NEW YORK — The Dow Jones industrial average notched its third record high close in a row Wednesday, even as other indexes ended lower.
Trading was relatively subdued as investors reviewed the latest corporate earnings news. Utilities stocks were among the biggest decliners. Energy stocks rebounded as oil prices broke a five-day slide and climbed back above $50 a barrel.
Wall Street also kept an eye on Federal Reserve Chief Janet Yellen’s second appearance before Congress in two days. Her remarks didn’t generate any major market-moving news. A day earlier, Yellen suggested that the Fed is not in a hurry to raise interest rates.
The Dow ended up 15.38 to 18,224.57. The S&P 500 index slipped 1.62 to 2,113.86. The Nasdaq shed 1 to 4,967.14.
Hewlett-Packard and Boston Beer slumped early. Both reported disappointing quarterly results late Tuesday. Hewlett-Packard tumbled 9.9 percent, while the brewer of Samuel Adams beer sank 10.3 percent.
NEW YORK — Lowe’s fourth-quarter profit climbed as an improving economy gave homeowners more confidence to take on home projects.
For the three months ended Jan. 30, Lowe’s posted earnings of $450 million. A year earlier it earned $306 million.
Revenue for the North Carolina company rose to $12.54 billion from $11.66 billion.
On Tuesday rival Home Depot reported better-than-expected fourth-quarter results on strong holiday sales.
NEW YORK — Target delivered a cautious profit outlook for the first quarter and reported a loss in its fourth quarter, dragged down by costs to end its money-losing foray in Canada. But the retailer recorded stronger-than-expected sales during the holidays.
The results show how Target is successfully moving past a big data breach disclosed a week before Christmas 2013 that compromised millions of credit and debit cards. That caused shoppers to flee for months and hurt profits.
NEW YORK — Motorola is updating its low-cost smartphone, the Moto E, as it targets first-time smartphone buyers worldwide.
Among the improvements over last year’s model: The camera now has auto-focusing, whereas the older model had a fixed-focus lens. The new Moto E will also have a front-facing camera for selfies, though images won’t be as sharp as the 5 megapixels on the rear. There’s also a model with 4G cellular connectivity. Last year’s model was available only for 3G.
In the U.S., Motorola will target prepaid customers, as well as those looking to buy children their first smartphones. The 4G model will cost $150, while the 3G will go for $120, both without contract requirements. .
NEW YORK — MetLife’s home lending unit will pay $123.5 million to end an investigation into allegations it gave government-backed mortgages to people who didn’t meet federal requirements.
The Justice Department said Wednesday that MetLife knew the business was issuing hundreds of loans that didn’t meet federal requirements, which means they were not eligible for insurance by the Federal Housing Authority. But MetLife granted the mortgages anyway, and the agency says the FHA and taxpayers were stuck with the bill when defaults followed.

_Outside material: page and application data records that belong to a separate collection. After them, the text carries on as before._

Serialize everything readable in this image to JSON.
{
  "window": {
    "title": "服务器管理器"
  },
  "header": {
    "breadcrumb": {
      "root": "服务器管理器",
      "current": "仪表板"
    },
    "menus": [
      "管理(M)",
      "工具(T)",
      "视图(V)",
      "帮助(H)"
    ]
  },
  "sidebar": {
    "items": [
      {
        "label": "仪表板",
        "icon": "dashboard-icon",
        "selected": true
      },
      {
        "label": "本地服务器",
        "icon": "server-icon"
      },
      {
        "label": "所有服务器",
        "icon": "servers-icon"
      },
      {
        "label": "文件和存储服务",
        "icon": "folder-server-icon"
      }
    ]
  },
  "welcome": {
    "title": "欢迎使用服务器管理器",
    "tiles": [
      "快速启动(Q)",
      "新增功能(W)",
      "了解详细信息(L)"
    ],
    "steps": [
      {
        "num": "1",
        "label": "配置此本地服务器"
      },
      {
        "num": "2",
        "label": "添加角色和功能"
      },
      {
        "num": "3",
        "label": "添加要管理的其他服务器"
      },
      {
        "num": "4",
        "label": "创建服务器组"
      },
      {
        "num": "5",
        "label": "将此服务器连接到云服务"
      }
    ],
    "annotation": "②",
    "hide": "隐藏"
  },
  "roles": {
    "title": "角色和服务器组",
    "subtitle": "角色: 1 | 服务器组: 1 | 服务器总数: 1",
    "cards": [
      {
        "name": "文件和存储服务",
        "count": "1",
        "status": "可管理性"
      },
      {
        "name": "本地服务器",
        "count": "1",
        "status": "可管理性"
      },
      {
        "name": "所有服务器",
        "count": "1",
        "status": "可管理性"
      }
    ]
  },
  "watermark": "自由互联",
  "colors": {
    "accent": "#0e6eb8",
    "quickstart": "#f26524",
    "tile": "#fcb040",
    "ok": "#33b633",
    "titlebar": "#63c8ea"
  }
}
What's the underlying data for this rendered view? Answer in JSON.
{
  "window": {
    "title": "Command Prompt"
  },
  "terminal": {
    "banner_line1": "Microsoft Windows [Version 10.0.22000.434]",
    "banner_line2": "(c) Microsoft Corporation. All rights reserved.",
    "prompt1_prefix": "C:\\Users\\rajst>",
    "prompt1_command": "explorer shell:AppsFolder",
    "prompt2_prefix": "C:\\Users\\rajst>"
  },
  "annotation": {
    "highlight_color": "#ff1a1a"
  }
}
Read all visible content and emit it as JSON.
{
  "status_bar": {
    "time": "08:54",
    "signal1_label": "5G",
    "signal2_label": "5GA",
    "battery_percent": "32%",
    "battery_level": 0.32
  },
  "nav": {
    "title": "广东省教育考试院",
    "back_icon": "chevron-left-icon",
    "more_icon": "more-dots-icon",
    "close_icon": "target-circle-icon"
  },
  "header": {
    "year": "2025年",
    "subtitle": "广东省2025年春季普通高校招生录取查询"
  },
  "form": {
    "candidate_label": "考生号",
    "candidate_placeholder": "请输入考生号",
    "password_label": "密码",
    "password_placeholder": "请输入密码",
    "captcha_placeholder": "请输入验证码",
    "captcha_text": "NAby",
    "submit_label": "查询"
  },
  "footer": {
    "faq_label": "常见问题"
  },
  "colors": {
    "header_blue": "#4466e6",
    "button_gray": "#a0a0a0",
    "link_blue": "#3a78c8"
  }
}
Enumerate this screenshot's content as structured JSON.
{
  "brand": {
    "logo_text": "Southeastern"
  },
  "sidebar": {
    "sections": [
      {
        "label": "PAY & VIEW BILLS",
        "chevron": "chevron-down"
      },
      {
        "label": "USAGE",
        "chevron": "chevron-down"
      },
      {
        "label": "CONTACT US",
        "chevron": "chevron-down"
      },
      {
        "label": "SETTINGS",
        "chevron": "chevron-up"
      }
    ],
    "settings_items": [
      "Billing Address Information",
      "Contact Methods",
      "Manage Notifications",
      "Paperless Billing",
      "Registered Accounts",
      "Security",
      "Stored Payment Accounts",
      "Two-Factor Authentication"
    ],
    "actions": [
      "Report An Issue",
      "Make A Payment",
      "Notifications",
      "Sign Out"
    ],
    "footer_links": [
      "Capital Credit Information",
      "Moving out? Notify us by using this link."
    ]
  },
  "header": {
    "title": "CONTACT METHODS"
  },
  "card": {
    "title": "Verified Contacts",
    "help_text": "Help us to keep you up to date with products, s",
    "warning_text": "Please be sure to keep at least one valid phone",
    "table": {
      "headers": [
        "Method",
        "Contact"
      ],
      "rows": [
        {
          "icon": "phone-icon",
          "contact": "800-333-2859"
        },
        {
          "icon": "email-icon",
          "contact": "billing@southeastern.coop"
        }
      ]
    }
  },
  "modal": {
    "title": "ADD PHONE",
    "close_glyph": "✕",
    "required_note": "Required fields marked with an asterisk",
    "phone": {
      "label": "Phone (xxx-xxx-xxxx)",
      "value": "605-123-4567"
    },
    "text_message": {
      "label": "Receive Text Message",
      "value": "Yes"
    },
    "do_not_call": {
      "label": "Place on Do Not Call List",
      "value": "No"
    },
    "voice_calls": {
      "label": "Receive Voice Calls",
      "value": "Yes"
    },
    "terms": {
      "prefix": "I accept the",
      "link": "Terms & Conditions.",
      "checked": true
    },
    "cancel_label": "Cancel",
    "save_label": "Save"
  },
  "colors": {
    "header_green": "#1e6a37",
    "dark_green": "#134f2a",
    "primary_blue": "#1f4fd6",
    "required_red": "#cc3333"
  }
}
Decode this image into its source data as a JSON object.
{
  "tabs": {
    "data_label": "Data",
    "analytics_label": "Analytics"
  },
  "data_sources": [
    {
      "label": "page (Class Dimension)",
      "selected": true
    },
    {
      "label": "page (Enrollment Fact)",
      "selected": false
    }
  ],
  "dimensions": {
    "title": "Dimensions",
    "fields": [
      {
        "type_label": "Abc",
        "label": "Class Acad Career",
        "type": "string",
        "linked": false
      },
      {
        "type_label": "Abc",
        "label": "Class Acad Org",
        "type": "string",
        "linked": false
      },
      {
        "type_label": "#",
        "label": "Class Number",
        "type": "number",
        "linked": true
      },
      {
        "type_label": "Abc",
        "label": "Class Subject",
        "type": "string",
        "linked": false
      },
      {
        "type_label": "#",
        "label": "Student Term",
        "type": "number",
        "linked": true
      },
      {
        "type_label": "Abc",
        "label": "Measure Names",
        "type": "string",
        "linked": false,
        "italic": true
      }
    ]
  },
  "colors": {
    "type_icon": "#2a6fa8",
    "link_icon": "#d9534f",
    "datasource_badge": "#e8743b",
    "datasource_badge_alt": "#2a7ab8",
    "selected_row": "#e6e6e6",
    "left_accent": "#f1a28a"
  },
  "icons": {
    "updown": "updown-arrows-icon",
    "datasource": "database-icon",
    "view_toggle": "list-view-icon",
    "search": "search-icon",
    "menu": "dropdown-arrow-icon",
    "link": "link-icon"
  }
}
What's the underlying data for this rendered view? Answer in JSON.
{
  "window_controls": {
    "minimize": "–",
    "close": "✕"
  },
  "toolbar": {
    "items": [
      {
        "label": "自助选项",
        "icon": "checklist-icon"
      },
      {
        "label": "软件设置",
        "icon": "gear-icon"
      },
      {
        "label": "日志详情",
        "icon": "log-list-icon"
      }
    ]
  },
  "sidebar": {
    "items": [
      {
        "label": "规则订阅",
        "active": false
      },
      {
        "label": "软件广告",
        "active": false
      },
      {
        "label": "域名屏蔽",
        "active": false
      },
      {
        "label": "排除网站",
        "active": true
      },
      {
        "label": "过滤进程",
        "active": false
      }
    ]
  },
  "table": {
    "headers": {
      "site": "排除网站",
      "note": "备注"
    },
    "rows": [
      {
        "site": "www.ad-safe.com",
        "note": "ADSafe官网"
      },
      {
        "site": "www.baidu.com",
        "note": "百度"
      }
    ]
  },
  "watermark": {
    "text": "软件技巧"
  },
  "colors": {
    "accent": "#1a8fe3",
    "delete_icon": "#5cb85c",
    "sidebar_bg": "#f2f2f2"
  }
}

NEW YORK — Uber is partnering with hotel chain Starwood to give riders a bit more incentive to choose the ride-hailing service over a taxi.
Uber passengers can now earn one Starwood rewards point for each dollar they spend on a ride in a car found through the San Francisco-based company’s mobile app. Guests spending the night at one of Starwood’s 1,200 hotels will earn two to four points per dollar spent, depending on their level of status with Connecticut-based Starwood. Points can’t be earned until the Uber passenger spends at least one night during the calendar year at a Starwood hotel.
This is the first global deal where ground transportation passengers can earn hotel points for trips.
The hotel company, known for its Sheraton, Westin and W brands, already has similar partnerships with Delta Air Lines and Emirate Airline.